THE PROBLEM. Within the records, tally the lines that contain "JSON" and reply with that number only.

--- SOURCE DATA ---

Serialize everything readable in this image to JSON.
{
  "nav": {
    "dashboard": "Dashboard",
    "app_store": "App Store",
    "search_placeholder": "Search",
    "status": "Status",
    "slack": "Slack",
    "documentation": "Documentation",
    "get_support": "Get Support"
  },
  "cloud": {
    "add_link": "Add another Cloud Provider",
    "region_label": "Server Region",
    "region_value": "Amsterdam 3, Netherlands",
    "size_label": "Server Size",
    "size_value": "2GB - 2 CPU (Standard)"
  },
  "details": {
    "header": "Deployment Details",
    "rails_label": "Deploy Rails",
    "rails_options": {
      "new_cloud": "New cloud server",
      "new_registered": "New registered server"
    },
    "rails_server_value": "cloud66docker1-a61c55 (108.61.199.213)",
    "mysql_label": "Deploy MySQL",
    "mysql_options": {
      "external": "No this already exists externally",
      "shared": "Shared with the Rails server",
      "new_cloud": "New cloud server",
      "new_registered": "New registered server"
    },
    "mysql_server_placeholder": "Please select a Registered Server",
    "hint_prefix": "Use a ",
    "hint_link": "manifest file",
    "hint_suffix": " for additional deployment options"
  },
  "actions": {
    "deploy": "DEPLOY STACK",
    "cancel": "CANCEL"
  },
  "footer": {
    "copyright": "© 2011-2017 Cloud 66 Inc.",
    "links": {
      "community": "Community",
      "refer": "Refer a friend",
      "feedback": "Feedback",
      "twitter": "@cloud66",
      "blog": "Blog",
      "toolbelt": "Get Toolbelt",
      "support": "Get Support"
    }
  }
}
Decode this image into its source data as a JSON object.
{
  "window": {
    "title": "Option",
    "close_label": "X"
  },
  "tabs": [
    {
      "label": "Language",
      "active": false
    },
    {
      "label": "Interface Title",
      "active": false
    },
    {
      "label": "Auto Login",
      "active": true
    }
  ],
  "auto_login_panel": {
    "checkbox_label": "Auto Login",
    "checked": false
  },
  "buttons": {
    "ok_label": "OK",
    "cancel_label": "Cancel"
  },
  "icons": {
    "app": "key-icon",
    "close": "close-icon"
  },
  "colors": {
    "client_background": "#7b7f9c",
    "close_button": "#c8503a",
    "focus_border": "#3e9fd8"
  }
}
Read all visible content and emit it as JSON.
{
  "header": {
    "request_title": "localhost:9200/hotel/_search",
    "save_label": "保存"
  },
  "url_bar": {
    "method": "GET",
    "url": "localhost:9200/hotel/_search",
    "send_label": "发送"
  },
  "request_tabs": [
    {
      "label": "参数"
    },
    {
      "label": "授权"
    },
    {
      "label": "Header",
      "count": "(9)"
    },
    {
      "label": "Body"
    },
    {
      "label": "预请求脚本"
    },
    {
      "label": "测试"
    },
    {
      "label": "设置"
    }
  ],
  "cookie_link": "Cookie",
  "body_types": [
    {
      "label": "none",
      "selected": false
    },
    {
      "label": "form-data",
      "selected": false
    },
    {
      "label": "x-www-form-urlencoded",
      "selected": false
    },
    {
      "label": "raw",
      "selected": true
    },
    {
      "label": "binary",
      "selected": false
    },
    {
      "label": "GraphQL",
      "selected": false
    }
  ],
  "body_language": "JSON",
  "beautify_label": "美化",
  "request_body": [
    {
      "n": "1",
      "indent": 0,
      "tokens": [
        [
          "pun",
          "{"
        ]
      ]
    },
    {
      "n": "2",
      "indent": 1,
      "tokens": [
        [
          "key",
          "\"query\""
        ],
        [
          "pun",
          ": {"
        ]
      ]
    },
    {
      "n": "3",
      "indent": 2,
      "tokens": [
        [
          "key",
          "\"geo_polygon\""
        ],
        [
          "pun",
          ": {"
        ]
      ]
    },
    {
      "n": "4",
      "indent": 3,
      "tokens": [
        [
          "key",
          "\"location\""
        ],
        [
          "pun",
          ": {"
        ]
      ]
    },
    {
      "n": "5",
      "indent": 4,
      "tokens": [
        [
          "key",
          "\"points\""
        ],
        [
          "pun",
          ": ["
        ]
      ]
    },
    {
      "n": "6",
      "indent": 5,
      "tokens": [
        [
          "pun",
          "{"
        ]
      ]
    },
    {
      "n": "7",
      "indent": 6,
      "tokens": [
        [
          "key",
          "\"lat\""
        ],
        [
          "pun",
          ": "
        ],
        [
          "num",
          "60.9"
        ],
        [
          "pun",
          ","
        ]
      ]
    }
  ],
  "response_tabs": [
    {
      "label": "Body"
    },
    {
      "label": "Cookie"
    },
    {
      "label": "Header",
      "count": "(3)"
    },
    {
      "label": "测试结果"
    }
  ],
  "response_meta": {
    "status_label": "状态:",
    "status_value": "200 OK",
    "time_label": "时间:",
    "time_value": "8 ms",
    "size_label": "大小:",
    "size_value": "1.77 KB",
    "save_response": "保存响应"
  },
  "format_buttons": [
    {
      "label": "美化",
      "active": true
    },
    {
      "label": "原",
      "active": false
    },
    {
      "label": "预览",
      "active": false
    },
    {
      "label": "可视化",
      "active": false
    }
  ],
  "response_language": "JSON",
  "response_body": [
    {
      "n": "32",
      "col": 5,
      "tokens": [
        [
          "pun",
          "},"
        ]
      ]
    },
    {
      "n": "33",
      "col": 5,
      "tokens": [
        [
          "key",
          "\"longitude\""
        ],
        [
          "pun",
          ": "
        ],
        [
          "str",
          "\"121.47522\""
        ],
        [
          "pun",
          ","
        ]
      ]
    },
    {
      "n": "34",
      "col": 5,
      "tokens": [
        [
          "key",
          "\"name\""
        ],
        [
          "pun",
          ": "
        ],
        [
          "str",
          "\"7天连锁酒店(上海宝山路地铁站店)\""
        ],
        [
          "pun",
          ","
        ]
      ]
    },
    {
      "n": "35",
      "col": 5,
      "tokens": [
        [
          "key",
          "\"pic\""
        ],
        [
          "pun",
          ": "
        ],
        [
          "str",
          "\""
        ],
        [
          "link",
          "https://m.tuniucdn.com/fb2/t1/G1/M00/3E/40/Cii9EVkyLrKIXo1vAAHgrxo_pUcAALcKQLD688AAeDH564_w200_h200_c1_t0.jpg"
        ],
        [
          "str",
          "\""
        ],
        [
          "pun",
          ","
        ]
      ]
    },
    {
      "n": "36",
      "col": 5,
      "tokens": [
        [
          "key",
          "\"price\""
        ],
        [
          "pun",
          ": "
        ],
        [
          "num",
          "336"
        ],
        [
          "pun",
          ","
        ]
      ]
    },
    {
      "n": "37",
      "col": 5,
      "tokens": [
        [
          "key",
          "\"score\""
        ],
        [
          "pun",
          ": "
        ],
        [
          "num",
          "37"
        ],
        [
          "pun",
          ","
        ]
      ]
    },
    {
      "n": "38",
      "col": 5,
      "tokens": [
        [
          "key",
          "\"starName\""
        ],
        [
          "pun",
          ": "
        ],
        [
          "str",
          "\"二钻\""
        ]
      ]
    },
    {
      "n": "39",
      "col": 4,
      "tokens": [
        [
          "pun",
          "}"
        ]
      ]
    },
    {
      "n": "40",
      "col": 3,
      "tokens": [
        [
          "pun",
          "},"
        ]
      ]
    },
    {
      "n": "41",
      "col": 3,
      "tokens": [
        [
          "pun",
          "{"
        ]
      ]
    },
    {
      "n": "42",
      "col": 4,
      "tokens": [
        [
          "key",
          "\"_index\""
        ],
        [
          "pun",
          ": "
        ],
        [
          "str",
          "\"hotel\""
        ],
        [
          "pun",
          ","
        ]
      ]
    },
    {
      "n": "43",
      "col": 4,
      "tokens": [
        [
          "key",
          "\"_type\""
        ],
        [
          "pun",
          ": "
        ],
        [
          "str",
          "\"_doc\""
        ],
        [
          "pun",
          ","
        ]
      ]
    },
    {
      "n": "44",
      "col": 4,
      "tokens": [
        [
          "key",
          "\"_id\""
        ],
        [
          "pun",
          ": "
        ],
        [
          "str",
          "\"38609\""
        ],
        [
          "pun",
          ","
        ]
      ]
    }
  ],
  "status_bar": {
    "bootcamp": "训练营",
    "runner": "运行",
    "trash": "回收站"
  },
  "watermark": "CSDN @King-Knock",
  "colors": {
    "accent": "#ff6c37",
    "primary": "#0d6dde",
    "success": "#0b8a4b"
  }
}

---

TASK RESULT. 5